- [Information given]:
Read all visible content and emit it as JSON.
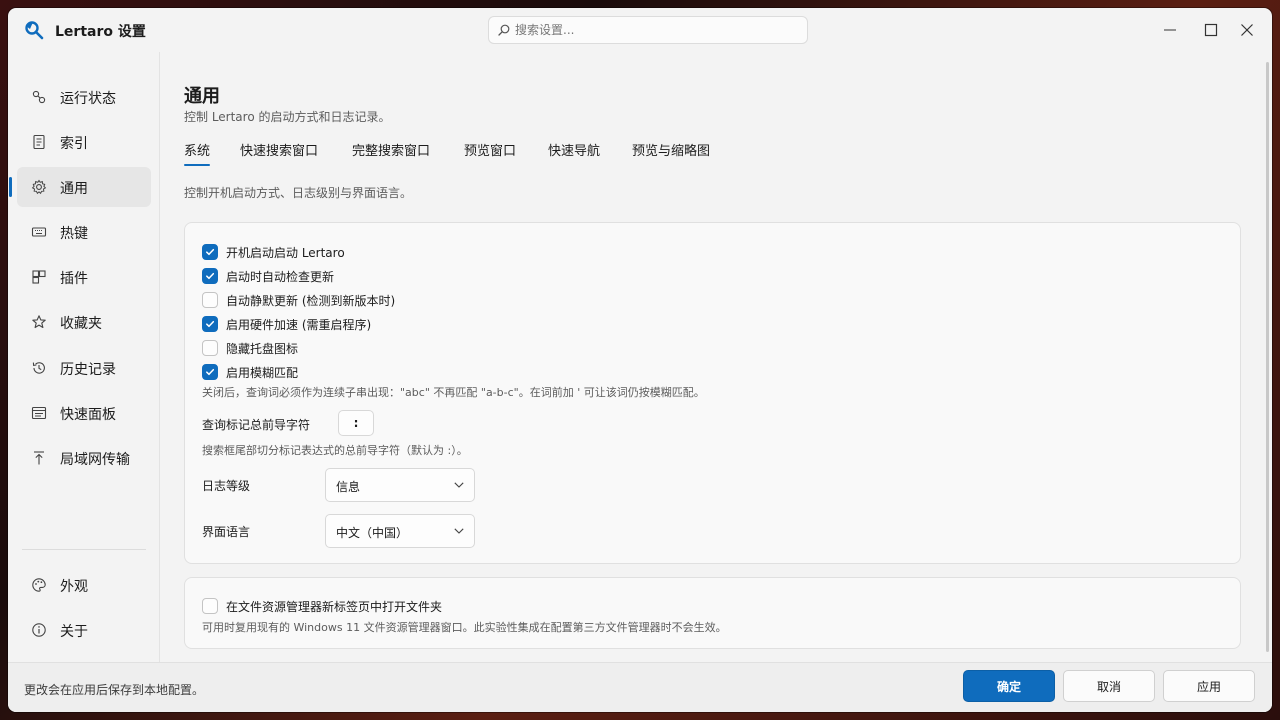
{
  "window": {
    "title": "Lertaro 设置"
  },
  "search": {
    "placeholder": "搜索设置..."
  },
  "sidebar": {
    "items": [
      {
        "label": "运行状态",
        "icon": "status-icon"
      },
      {
        "label": "索引",
        "icon": "index-icon"
      },
      {
        "label": "通用",
        "icon": "gear-icon",
        "active": true
      },
      {
        "label": "热键",
        "icon": "keyboard-icon"
      },
      {
        "label": "插件",
        "icon": "plugin-icon"
      },
      {
        "label": "收藏夹",
        "icon": "star-icon"
      },
      {
        "label": "历史记录",
        "icon": "history-icon"
      },
      {
        "label": "快速面板",
        "icon": "panel-icon"
      },
      {
        "label": "局域网传输",
        "icon": "upload-icon"
      }
    ],
    "bottom_items": [
      {
        "label": "外观",
        "icon": "palette-icon"
      },
      {
        "label": "关于",
        "icon": "info-icon"
      }
    ]
  },
  "main": {
    "title": "通用",
    "subtitle": "控制 Lertaro 的启动方式和日志记录。",
    "tabs": [
      {
        "label": "系统",
        "active": true
      },
      {
        "label": "快速搜索窗口"
      },
      {
        "label": "完整搜索窗口"
      },
      {
        "label": "预览窗口"
      },
      {
        "label": "快速导航"
      },
      {
        "label": "预览与缩略图"
      }
    ],
    "tab_description": "控制开机启动方式、日志级别与界面语言。",
    "options": [
      {
        "label": "开机启动启动 Lertaro",
        "checked": true
      },
      {
        "label": "启动时自动检查更新",
        "checked": true
      },
      {
        "label": "自动静默更新 (检测到新版本时)",
        "checked": false
      },
      {
        "label": "启用硬件加速 (需重启程序)",
        "checked": true
      },
      {
        "label": "隐藏托盘图标",
        "checked": false
      },
      {
        "label": "启用模糊匹配",
        "checked": true
      }
    ],
    "fuzzy_hint": "关闭后，查询词必须作为连续子串出现：\"abc\" 不再匹配 \"a-b-c\"。在词前加 ' 可让该词仍按模糊匹配。",
    "prefix": {
      "label": "查询标记总前导字符",
      "value": ":",
      "hint": "搜索框尾部切分标记表达式的总前导字符（默认为 :）。"
    },
    "log_level": {
      "label": "日志等级",
      "value": "信息"
    },
    "language": {
      "label": "界面语言",
      "value": "中文（中国）"
    },
    "explorer": {
      "label": "在文件资源管理器新标签页中打开文件夹",
      "checked": false,
      "hint": "可用时复用现有的 Windows 11 文件资源管理器窗口。此实验性集成在配置第三方文件管理器时不会生效。"
    }
  },
  "footer": {
    "text": "更改会在应用后保存到本地配置。",
    "ok_label": "确定",
    "cancel_label": "取消",
    "apply_label": "应用"
  },
  "colors": {
    "accent": "#0f6cbd",
    "window_bg": "#f3f3f3",
    "card_bg": "#f9f9f9"
  }
}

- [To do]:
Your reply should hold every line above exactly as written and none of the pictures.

- [Output for this exercise]:
Read all visible content and emit it as JSON.
{
  "window": {
    "title": "Lertaro 设置"
  },
  "search": {
    "placeholder": "搜索设置..."
  },
  "sidebar": {
    "items": [
      {
        "label": "运行状态",
        "icon": "status-icon"
      },
      {
        "label": "索引",
        "icon": "index-icon"
      },
      {
        "label": "通用",
        "icon": "gear-icon",
        "active": true
      },
      {
        "label": "热键",
        "icon": "keyboard-icon"
      },
      {
        "label": "插件",
        "icon": "plugin-icon"
      },
      {
        "label": "收藏夹",
        "icon": "star-icon"
      },
      {
        "label": "历史记录",
        "icon": "history-icon"
      },
      {
        "label": "快速面板",
        "icon": "panel-icon"
      },
      {
        "label": "局域网传输",
        "icon": "upload-icon"
      }
    ],
    "bottom_items": [
      {
        "label": "外观",
        "icon": "palette-icon"
      },
      {
        "label": "关于",
        "icon": "info-icon"
      }
    ]
  },
  "main": {
    "title": "通用",
    "subtitle": "控制 Lertaro 的启动方式和日志记录。",
    "tabs": [
      {
        "label": "系统",
        "active": true
      },
      {
        "label": "快速搜索窗口"
      },
      {
        "label": "完整搜索窗口"
      },
      {
        "label": "预览窗口"
      },
      {
        "label": "快速导航"
      },
      {
        "label": "预览与缩略图"
      }
    ],
    "tab_description": "控制开机启动方式、日志级别与界面语言。",
    "options": [
      {
        "label": "开机启动启动 Lertaro",
        "checked": true
      },
      {
        "label": "启动时自动检查更新",
        "checked": true
      },
      {
        "label": "自动静默更新 (检测到新版本时)",
        "checked": false
      },
      {
        "label": "启用硬件加速 (需重启程序)",
        "checked": true
      },
      {
        "label": "隐藏托盘图标",
        "checked": false
      },
      {
        "label": "启用模糊匹配",
        "checked": true
      }
    ],
    "fuzzy_hint": "关闭后，查询词必须作为连续子串出现：\"abc\" 不再匹配 \"a-b-c\"。在词前加 ' 可让该词仍按模糊匹配。",
    "prefix": {
      "label": "查询标记总前导字符",
      "value": ":",
      "hint": "搜索框尾部切分标记表达式的总前导字符（默认为 :）。"
    },
    "log_level": {
      "label": "日志等级",
      "value": "信息"
    },
    "language": {
      "label": "界面语言",
      "value": "中文（中国）"
    },
    "explorer": {
      "label": "在文件资源管理器新标签页中打开文件夹",
      "checked": false,
      "hint": "可用时复用现有的 Windows 11 文件资源管理器窗口。此实验性集成在配置第三方文件管理器时不会生效。"
    }
  },
  "footer": {
    "text": "更改会在应用后保存到本地配置。",
    "ok_label": "确定",
    "cancel_label": "取消",
    "apply_label": "应用"
  },
  "colors": {
    "accent": "#0f6cbd",
    "window_bg": "#f3f3f3",
    "card_bg": "#f9f9f9"
  }
}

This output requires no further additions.